Should an entry contain an image, omit it and repeat the rest exactly.

==== MATERIALS PROVIDED ====

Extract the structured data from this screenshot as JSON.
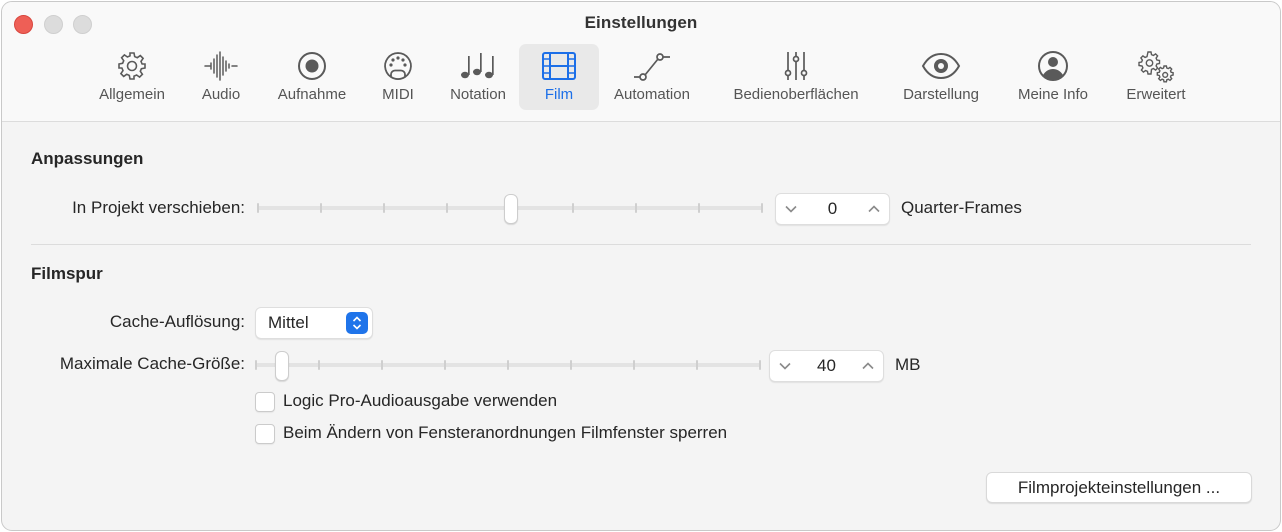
{
  "window": {
    "title": "Einstellungen",
    "controls": [
      "close",
      "minimize",
      "zoom"
    ]
  },
  "toolbar": {
    "tabs": [
      {
        "label": "Allgemein",
        "icon": "gear-icon",
        "active": false
      },
      {
        "label": "Audio",
        "icon": "waveform-icon",
        "active": false
      },
      {
        "label": "Aufnahme",
        "icon": "record-icon",
        "active": false
      },
      {
        "label": "MIDI",
        "icon": "midi-port-icon",
        "active": false
      },
      {
        "label": "Notation",
        "icon": "music-notes-icon",
        "active": false
      },
      {
        "label": "Film",
        "icon": "film-icon",
        "active": true
      },
      {
        "label": "Automation",
        "icon": "automation-curve-icon",
        "active": false
      },
      {
        "label": "Bedienoberflächen",
        "icon": "faders-icon",
        "active": false
      },
      {
        "label": "Darstellung",
        "icon": "eye-icon",
        "active": false
      },
      {
        "label": "Meine Info",
        "icon": "person-icon",
        "active": false
      },
      {
        "label": "Erweitert",
        "icon": "gears-icon",
        "active": false
      }
    ],
    "accent_color": "#1c6fe8"
  },
  "adjustments": {
    "title": "Anpassungen",
    "shift_label": "In Projekt verschieben:",
    "shift_slider_position": 0.5,
    "shift_value": "0",
    "shift_unit": "Quarter-Frames"
  },
  "movie_track": {
    "title": "Filmspur",
    "cache_resolution_label": "Cache-Auflösung:",
    "cache_resolution_value": "Mittel",
    "max_cache_label": "Maximale Cache-Größe:",
    "max_cache_slider_position": 0.04,
    "max_cache_value": "40",
    "max_cache_unit": "MB",
    "checkboxes": [
      {
        "label": "Logic Pro-Audioausgabe verwenden",
        "checked": false
      },
      {
        "label": "Beim Ändern von Fensteranordnungen Filmfenster sperren",
        "checked": false
      }
    ]
  },
  "footer": {
    "movie_project_settings_button": "Filmprojekteinstellungen ..."
  }
}
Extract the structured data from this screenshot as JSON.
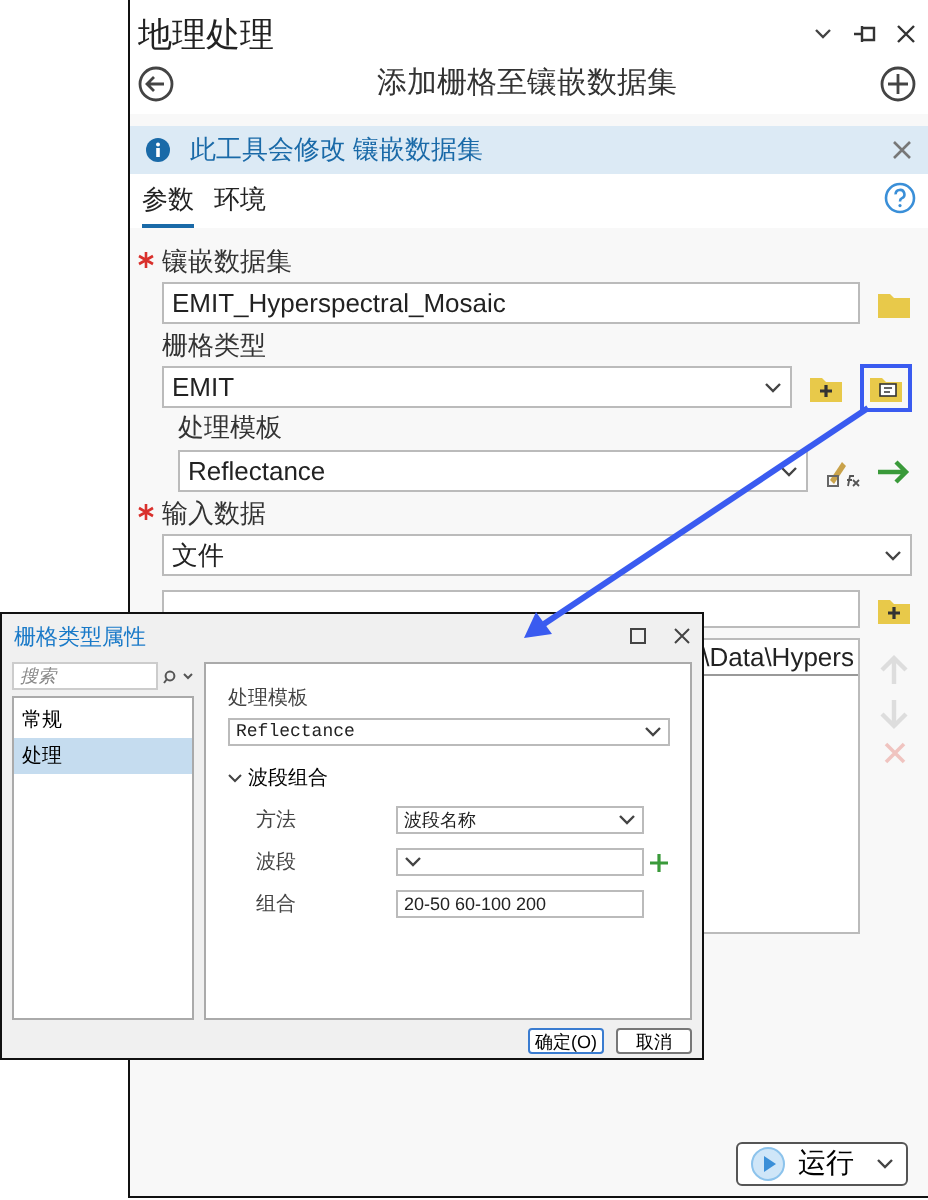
{
  "panel": {
    "title": "地理处理",
    "tool_title": "添加栅格至镶嵌数据集"
  },
  "info_bar": {
    "text": "此工具会修改 镶嵌数据集"
  },
  "tabs": [
    {
      "label": "参数",
      "selected": true
    },
    {
      "label": "环境",
      "selected": false
    }
  ],
  "mosaic_dataset": {
    "label": "镶嵌数据集",
    "required": true,
    "value": "EMIT_Hyperspectral_Mosaic"
  },
  "raster_type": {
    "label": "栅格类型",
    "required": false,
    "value": "EMIT"
  },
  "processing_template": {
    "label": "处理模板",
    "value": "Reflectance"
  },
  "input_data": {
    "label": "输入数据",
    "required": true,
    "type_value": "文件",
    "list_items": [
      "\\Data\\Hypers"
    ]
  },
  "run_button": {
    "label": "运行"
  },
  "dialog": {
    "title": "栅格类型属性",
    "search_placeholder": "搜索",
    "nav_items": [
      {
        "label": "常规",
        "selected": false
      },
      {
        "label": "处理",
        "selected": true
      }
    ],
    "template_label": "处理模板",
    "template_value": "Reflectance",
    "section": {
      "label": "波段组合",
      "expanded": true
    },
    "rows": [
      {
        "kind": "select",
        "label": "方法",
        "value": "波段名称"
      },
      {
        "kind": "select-add",
        "label": "波段"
      },
      {
        "kind": "text",
        "label": "组合",
        "value": "20-50 60-100 200"
      }
    ],
    "buttons": [
      {
        "label": "确定(O)",
        "kind": "primary"
      },
      {
        "label": "取消",
        "kind": "secondary"
      }
    ]
  }
}
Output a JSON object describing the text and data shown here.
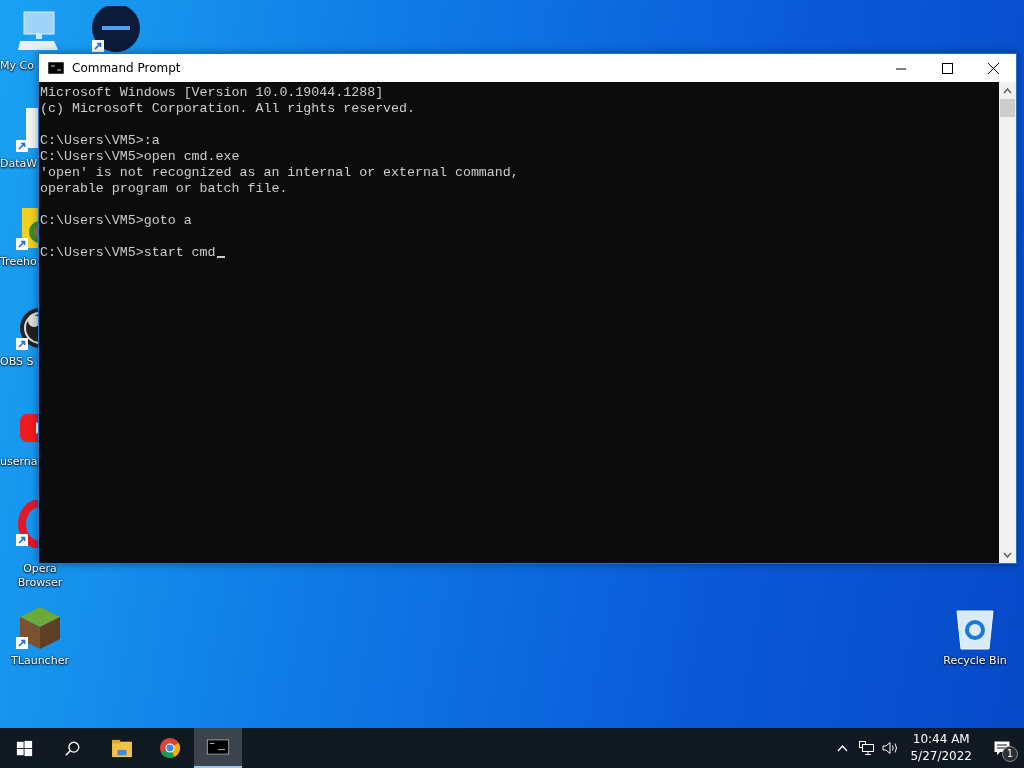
{
  "desktop_icons": [
    {
      "kind": "computer",
      "label": "My Co",
      "shortcut": false
    },
    {
      "kind": "pluto",
      "shortcut": true
    },
    {
      "kind": "document",
      "label": "DataW",
      "shortcut": true
    },
    {
      "kind": "game",
      "label": "Treeho",
      "shortcut": true
    },
    {
      "kind": "obs",
      "label": "OBS S",
      "shortcut": true
    },
    {
      "kind": "youtube",
      "label": "userna",
      "shortcut": false
    },
    {
      "kind": "opera",
      "label": "Opera Browser",
      "shortcut": true
    },
    {
      "kind": "minecraft",
      "label": "TLauncher",
      "shortcut": true
    },
    {
      "kind": "recycle",
      "label": "Recycle Bin",
      "shortcut": false
    }
  ],
  "window": {
    "title": "Command Prompt",
    "cursor_visible": true,
    "console_blocks": [
      [
        "Microsoft Windows [Version 10.0.19044.1288]",
        "(c) Microsoft Corporation. All rights reserved."
      ],
      [
        "C:\\Users\\VM5>:a",
        "C:\\Users\\VM5>open cmd.exe",
        "'open' is not recognized as an internal or external command,",
        "operable program or batch file."
      ],
      [
        "C:\\Users\\VM5>goto a"
      ],
      [
        "C:\\Users\\VM5>start cmd"
      ]
    ]
  },
  "taskbar": {
    "items": [
      {
        "kind": "start",
        "selected": false
      },
      {
        "kind": "search",
        "selected": false
      },
      {
        "kind": "explorer",
        "selected": false
      },
      {
        "kind": "chrome",
        "selected": false
      },
      {
        "kind": "cmd",
        "selected": true
      }
    ],
    "time": "10:44 AM",
    "date": "5/27/2022",
    "notification_count": "1"
  }
}
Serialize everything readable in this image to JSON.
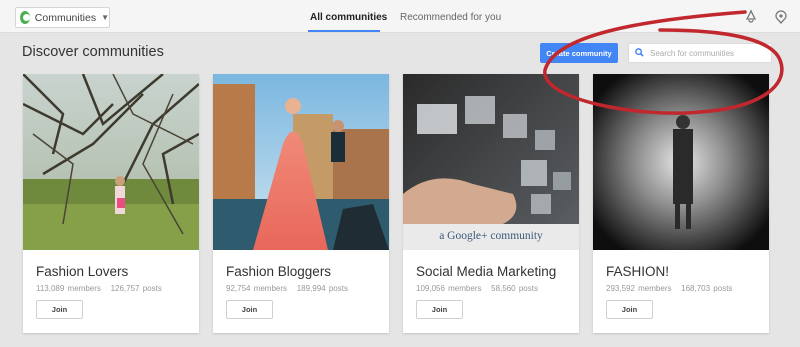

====

» **EXERCISE RESPONSE**
Extract the structured data from this screenshot as JSON.
{
  "window": {
    "title": "Einstellungen",
    "controls": [
      "close",
      "minimize",
      "zoom"
    ]
  },
  "toolbar": {
    "tabs": [
      {
        "label": "Allgemein",
        "icon": "gear-icon",
        "active": false
      },
      {
        "label": "Audio",
        "icon": "waveform-icon",
        "active": false
      },
      {
        "label": "Aufnahme",
        "icon": "record-icon",
        "active": false
      },
      {
        "label": "MIDI",
        "icon": "midi-port-icon",
        "active": false
      },
      {
        "label": "Notation",
        "icon": "music-notes-icon",
        "active": false
      },
      {
        "label": "Film",
        "icon": "film-icon",
        "active": true
      },
      {
        "label": "Automation",
        "icon": "automation-curve-icon",
        "active": false
      },
      {
        "label": "Bedienoberflächen",
        "icon": "faders-icon",
        "active": false
      },
      {
        "label": "Darstellung",
        "icon": "eye-icon",
        "active": false
      },
      {
        "label": "Meine Info",
        "icon": "person-icon",
        "active": false
      },
      {
        "label": "Erweitert",
        "icon": "gears-icon",
        "active": false
      }
    ],
    "accent_color": "#1c6fe8"
  },
  "adjustments": {
    "title": "Anpassungen",
    "shift_label": "In Projekt verschieben:",
    "shift_slider_position": 0.5,
    "shift_value": "0",
    "shift_unit": "Quarter-Frames"
  },
  "movie_track": {
    "title": "Filmspur",
    "cache_resolution_label": "Cache-Auflösung:",
    "cache_resolution_value": "Mittel",
    "max_cache_label": "Maximale Cache-Größe:",
    "max_cache_slider_position": 0.04,
    "max_cache_value": "40",
    "max_cache_unit": "MB",
    "checkboxes": [
      {
        "label": "Logic Pro-Audioausgabe verwenden",
        "checked": false
      },
      {
        "label": "Beim Ändern von Fensteranordnungen Filmfenster sperren",
        "checked": false
      }
    ]
  },
  "footer": {
    "movie_project_settings_button": "Filmprojekteinstellungen ..."
  }
}
Extract the structured data from this screenshot as JSON.
{
  "panel": {
    "title": "地理处理",
    "tool_title": "添加栅格至镶嵌数据集"
  },
  "info_bar": {
    "text": "此工具会修改 镶嵌数据集"
  },
  "tabs": [
    {
      "label": "参数",
      "selected": true
    },
    {
      "label": "环境",
      "selected": false
    }
  ],
  "mosaic_dataset": {
    "label": "镶嵌数据集",
    "required": true,
    "value": "EMIT_Hyperspectral_Mosaic"
  },
  "raster_type": {
    "label": "栅格类型",
    "required": false,
    "value": "EMIT"
  },
  "processing_template": {
    "label": "处理模板",
    "value": "Reflectance"
  },
  "input_data": {
    "label": "输入数据",
    "required": true,
    "type_value": "文件",
    "list_items": [
      "\\Data\\Hypers"
    ]
  },
  "run_button": {
    "label": "运行"
  },
  "dialog": {
    "title": "栅格类型属性",
    "search_placeholder": "搜索",
    "nav_items": [
      {
        "label": "常规",
        "selected": false
      },
      {
        "label": "处理",
        "selected": true
      }
    ],
    "template_label": "处理模板",
    "template_value": "Reflectance",
    "section": {
      "label": "波段组合",
      "expanded": true
    },
    "rows": [
      {
        "kind": "select",
        "label": "方法",
        "value": "波段名称"
      },
      {
        "kind": "select-add",
        "label": "波段"
      },
      {
        "kind": "text",
        "label": "组合",
        "value": "20-50 60-100 200"
      }
    ],
    "buttons": [
      {
        "label": "确定(O)",
        "kind": "primary"
      },
      {
        "label": "取消",
        "kind": "secondary"
      }
    ]
  }
}
Output a JSON object describing the text and data shown here.
{
  "desktop_icons": [
    {
      "kind": "computer",
      "label": "My Co",
      "shortcut": false
    },
    {
      "kind": "pluto",
      "shortcut": true
    },
    {
      "kind": "document",
      "label": "DataW",
      "shortcut": true
    },
    {
      "kind": "game",
      "label": "Treeho",
      "shortcut": true
    },
    {
      "kind": "obs",
      "label": "OBS S",
      "shortcut": true
    },
    {
      "kind": "youtube",
      "label": "userna",
      "shortcut": false
    },
    {
      "kind": "opera",
      "label": "Opera Browser",
      "shortcut": true
    },
    {
      "kind": "minecraft",
      "label": "TLauncher",
      "shortcut": true
    },
    {
      "kind": "recycle",
      "label": "Recycle Bin",
      "shortcut": false
    }
  ],
  "window": {
    "title": "Command Prompt",
    "cursor_visible": true,
    "console_blocks": [
      [
        "Microsoft Windows [Version 10.0.19044.1288]",
        "(c) Microsoft Corporation. All rights reserved."
      ],
      [
        "C:\\Users\\VM5>:a",
        "C:\\Users\\VM5>open cmd.exe",
        "'open' is not recognized as an internal or external command,",
        "operable program or batch file."
      ],
      [
        "C:\\Users\\VM5>goto a"
      ],
      [
        "C:\\Users\\VM5>start cmd"
      ]
    ]
  },
  "taskbar": {
    "items": [
      {
        "kind": "start",
        "selected": false
      },
      {
        "kind": "search",
        "selected": false
      },
      {
        "kind": "explorer",
        "selected": false
      },
      {
        "kind": "chrome",
        "selected": false
      },
      {
        "kind": "cmd",
        "selected": true
      }
    ],
    "time": "10:44 AM",
    "date": "5/27/2022",
    "notification_count": "1"
  }
}
Serialize everything readable in this image to JSON.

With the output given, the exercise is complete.